“This is seldom the case. However, with the global average liquidity for airlines worldwide being two months, a number of airlines have financial problems.”

Caroline Devlin, co-head of Arthur Cox’s Aviation Group: The creation of the behemoth from the merger of AerCap and Gecas will provide a stimulus to others contemplating M&A activity.
Caroline Devlin, co-head of Arthur Cox’s Aviation Group: The creation of the behemoth from the merger of AerCap and Gecas will provide a stimulus to others contemplating M&A activity.

Compared with the US, Europe was ripe for consolidation going into the crisis, she points out. M&A activity after it will depend on a number of factors, including how fast the recovery comes and in which markets.

“A lot of airlines might not survive in the medium term.
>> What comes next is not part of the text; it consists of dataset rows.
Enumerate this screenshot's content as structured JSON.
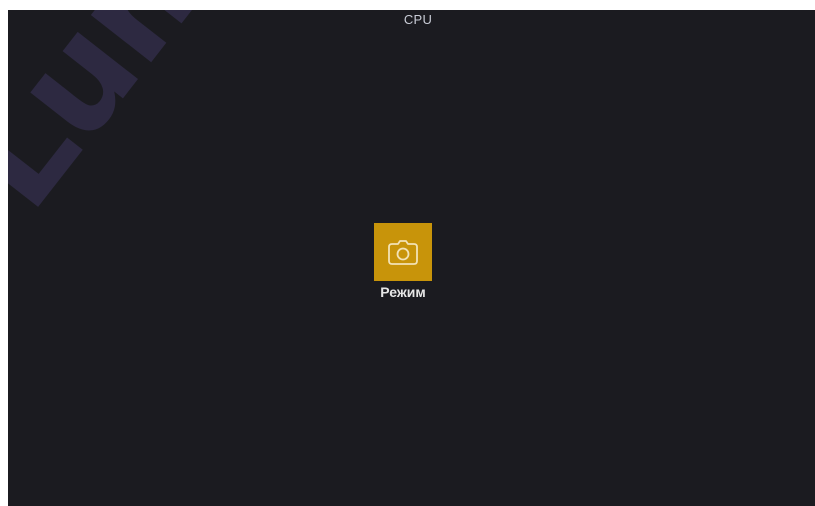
{
  "header": {
    "title": "CPU"
  },
  "watermark": {
    "text": "Lumatek"
  },
  "main": {
    "mode_button": {
      "label": "Режим",
      "icon": "camera-icon",
      "color": "#c8940a"
    }
  },
  "colors": {
    "background": "#1b1b20",
    "watermark": "#2f2b45"
  }
}
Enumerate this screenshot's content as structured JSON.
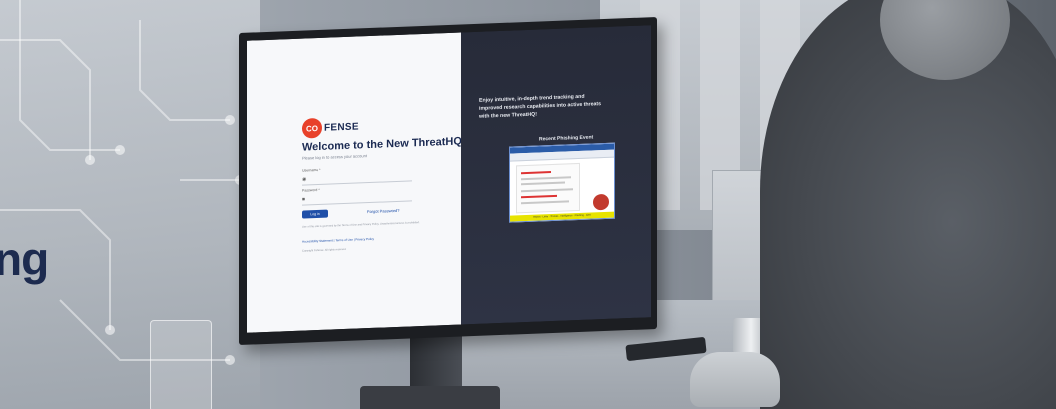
{
  "headline": "ng",
  "login": {
    "logo_mark": "CO",
    "logo_text": "FENSE",
    "title": "Welcome to the New ThreatHQ!",
    "subtitle": "Please log in to access your account",
    "username_label": "Username *",
    "password_label": "Password *",
    "login_button": "Log in",
    "forgot_link": "Forgot Password?",
    "legal_text": "Use of this site is governed by the Terms of Use and Privacy Policy. Unauthorized access is prohibited.",
    "links": "Accessibility Statement | Terms of Use | Privacy Policy",
    "copyright": "Copyright Cofense. All rights reserved."
  },
  "promo": {
    "text": "Enjoy intuitive, in-depth trend tracking and improved research capabilities into active threats with the new ThreatHQ!",
    "screenshot_title": "Recent Phishing Event",
    "banner": "Report · Links · Threats · Intelligence · Phishing · Alert"
  },
  "icons": [
    "user-icon",
    "lock-icon",
    "logo-mark"
  ],
  "colors": {
    "navy": "#1b2a52",
    "brand_red": "#e8412a",
    "button_blue": "#1f4fa8",
    "promo_bg": "#272b39",
    "highlight_yellow": "#e7e300"
  }
}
It is very probable that we are looking at European airline consolidation,” she says.

The creation of the behemoth from the merger of AerCap and Gecas will provide a stimulus to others contemplating M&A activity, predicts Caroline Devlin, co-head of Arthur Cox’s Aviation Group.

“The business is all about relat ionships, but it is a business, and efficiencies and keen pricing will prevail. It will not be without its challenges however, as these mergers navigate through finding the complementary partner, anti-trust rules, staff disruptions and financing challenges as banks hit their concentration thresholds more quickly.”

Carriers that had raised significant debt in the run-up to Covid, or which are completely reliant on government supports, could find themselves in a rival’s sights.

‘Level of baggage’

They may also face new threats as opportunities emerge for start-ups “without the same level of baggage” to compete from a lower cost base, points out Joe O’Mara, head of aviation finance at KPMG.

On the lessor side, apart from the Gecas and Fly Leasing acquisitions, “we haven’t seen much consolidation in the sector – but there is an expectation that we will”, he says.

Ten years ago, the top three lessors accounted for 70 per cent of the market. Prior to Covid the top three lessors held just 30 per cent of the market, O’Mara points out, as newer players emerged.

Joe O’Mara, head of aviation finance at KPMG: “We haven’t seen much consolidation in the sector – but there is an expectation that we will.”
Joe O’Mara, head of aviation finance at KPMG: “We haven’t seen much consolidation in the sector – but there is an expectation that we will.”

Overall the aviation finance sector has proven resilient, having come into the crisis in a very strong position, particularly with respect to cash and liquidity, after a decade of growth, he says.

Now, with the prospect of airlines having less money to buy craft, and therefore being more likely to lease, the future looks good too.

The trends are certainly in its favour. Two decades ago, one-quarter of aircraft were leased. Currently as many as half are leased, a figure O’Mara predicts will grow.

The fact that both Aercap and Avolon raised money on capital markets this year, at rates less than they were paying pre-Covid, bodes well too. “Investors never lost interest in leasing,” he adds.